:: Your task ::
For each line below with the word "this", write out a copy.

───── Material provided ─────

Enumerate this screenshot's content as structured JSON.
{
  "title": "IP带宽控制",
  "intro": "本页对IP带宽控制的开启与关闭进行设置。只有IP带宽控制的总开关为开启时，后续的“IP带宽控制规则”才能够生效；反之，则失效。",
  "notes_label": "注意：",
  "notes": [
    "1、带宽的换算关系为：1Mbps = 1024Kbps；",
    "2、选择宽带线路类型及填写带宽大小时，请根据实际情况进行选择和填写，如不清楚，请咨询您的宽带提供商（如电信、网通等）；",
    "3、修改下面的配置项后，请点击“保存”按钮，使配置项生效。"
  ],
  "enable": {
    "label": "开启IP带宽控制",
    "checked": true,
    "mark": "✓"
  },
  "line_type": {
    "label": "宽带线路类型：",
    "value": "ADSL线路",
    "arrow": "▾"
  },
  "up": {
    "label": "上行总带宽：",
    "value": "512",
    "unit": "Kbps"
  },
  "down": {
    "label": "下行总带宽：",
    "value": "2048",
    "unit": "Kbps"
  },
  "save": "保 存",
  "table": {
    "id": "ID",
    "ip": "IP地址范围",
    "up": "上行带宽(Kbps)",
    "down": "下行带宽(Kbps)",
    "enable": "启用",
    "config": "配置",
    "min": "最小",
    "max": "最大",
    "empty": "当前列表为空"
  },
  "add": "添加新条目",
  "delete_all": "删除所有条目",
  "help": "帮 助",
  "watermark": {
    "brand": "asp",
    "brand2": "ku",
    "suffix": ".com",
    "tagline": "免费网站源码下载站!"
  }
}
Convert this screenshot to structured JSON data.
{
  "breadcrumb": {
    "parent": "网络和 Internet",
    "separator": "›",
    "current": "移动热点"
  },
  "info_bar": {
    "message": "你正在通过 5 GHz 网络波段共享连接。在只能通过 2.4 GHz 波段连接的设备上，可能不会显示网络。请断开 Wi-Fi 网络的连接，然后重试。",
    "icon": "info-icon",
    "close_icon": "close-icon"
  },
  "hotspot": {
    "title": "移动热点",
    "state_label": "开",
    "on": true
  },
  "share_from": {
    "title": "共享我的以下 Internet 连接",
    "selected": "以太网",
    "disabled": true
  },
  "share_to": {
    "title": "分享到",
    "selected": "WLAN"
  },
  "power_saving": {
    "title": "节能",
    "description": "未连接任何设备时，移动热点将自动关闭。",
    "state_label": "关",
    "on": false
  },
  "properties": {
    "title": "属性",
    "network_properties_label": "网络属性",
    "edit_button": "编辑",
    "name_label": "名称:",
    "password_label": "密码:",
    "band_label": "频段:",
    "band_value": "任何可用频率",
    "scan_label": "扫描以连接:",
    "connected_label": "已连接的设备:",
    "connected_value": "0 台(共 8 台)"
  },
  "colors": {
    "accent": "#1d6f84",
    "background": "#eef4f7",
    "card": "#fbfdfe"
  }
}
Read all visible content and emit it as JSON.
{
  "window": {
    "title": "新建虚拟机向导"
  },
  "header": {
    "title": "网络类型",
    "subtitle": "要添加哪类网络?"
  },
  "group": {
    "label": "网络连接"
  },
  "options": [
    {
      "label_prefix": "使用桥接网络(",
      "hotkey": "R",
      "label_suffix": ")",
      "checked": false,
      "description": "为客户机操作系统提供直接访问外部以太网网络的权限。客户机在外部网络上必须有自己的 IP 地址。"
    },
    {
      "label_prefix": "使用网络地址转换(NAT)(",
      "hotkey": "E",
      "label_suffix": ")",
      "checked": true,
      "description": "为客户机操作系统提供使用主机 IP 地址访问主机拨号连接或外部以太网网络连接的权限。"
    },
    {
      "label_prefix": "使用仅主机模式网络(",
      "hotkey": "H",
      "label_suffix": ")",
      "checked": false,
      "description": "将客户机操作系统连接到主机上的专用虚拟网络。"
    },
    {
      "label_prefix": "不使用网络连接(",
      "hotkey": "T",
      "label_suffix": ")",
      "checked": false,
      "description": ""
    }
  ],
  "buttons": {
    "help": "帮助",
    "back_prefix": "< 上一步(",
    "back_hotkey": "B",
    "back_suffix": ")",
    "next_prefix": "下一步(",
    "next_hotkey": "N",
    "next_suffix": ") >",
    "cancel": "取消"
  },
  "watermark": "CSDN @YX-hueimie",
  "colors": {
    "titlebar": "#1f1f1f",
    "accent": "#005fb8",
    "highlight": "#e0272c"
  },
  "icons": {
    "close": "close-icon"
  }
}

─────

:: Reply ::
Enumerate this screenshot's content as structured JSON.
Convert this screenshot to structured JSON data.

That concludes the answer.